Task:
Hunt through the lines below for the string "icon" and copy each one that has it.

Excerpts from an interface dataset

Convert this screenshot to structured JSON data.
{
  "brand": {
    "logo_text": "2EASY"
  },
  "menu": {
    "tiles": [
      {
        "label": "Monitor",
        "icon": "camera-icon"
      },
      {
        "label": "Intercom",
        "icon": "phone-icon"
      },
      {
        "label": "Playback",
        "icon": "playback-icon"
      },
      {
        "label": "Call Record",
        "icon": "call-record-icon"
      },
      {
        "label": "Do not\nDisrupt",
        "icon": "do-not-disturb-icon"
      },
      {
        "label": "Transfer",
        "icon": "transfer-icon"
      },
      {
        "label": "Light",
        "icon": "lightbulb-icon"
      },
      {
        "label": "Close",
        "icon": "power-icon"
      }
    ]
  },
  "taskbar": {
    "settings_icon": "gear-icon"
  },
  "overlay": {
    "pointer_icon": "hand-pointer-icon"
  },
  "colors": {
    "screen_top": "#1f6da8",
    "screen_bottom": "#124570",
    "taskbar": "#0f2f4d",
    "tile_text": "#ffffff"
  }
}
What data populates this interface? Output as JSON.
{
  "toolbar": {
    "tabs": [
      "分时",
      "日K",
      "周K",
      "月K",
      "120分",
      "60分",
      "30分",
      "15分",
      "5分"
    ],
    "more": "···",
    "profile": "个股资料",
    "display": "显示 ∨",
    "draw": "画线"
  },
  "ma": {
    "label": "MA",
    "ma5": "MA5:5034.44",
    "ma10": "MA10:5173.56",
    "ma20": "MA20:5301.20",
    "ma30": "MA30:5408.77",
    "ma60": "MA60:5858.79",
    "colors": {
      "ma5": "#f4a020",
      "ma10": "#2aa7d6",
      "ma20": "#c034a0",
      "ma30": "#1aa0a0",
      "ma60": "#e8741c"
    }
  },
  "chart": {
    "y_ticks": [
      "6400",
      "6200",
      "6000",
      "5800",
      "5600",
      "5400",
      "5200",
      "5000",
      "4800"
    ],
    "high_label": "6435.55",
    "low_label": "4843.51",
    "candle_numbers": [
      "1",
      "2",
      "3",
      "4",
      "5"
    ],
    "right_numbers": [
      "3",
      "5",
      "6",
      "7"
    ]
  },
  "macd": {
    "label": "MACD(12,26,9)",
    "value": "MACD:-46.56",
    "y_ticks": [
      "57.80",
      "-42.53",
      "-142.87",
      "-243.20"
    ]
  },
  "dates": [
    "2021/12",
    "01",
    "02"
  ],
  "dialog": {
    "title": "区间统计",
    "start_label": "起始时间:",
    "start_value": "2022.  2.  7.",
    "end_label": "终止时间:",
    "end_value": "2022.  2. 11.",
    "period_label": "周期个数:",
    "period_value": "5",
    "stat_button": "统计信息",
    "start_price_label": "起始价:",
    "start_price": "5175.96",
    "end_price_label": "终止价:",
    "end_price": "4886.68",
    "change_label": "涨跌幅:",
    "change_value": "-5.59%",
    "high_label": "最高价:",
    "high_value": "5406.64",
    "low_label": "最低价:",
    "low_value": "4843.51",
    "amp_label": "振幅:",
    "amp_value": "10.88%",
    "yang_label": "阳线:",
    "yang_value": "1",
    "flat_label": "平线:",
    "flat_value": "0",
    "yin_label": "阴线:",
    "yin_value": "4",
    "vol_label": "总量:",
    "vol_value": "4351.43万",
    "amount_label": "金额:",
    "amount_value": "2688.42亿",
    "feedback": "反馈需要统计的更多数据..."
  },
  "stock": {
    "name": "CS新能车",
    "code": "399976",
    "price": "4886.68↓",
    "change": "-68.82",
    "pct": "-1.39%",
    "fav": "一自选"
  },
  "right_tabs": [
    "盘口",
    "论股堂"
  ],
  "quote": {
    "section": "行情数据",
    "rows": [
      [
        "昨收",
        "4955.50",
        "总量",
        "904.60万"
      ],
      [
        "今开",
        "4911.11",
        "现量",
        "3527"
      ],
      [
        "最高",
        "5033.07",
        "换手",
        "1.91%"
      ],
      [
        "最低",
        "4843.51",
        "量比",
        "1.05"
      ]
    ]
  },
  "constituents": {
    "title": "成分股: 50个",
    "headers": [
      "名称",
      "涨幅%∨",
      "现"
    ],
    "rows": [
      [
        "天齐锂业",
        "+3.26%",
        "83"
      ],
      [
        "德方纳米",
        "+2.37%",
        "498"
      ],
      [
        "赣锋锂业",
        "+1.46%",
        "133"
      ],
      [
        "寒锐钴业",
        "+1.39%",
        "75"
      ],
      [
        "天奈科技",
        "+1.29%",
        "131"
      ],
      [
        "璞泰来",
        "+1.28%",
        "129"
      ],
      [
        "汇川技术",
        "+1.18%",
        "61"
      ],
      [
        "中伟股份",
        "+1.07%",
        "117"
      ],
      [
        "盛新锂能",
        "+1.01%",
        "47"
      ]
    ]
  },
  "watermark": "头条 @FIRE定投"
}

Result for this exercise:
        "icon": "camera-icon"
        "icon": "phone-icon"
        "icon": "playback-icon"
        "icon": "call-record-icon"
        "icon": "do-not-disturb-icon"
        "icon": "transfer-icon"
        "icon": "lightbulb-icon"
        "icon": "power-icon"
    "settings_icon": "gear-icon"
    "pointer_icon": "hand-pointer-icon"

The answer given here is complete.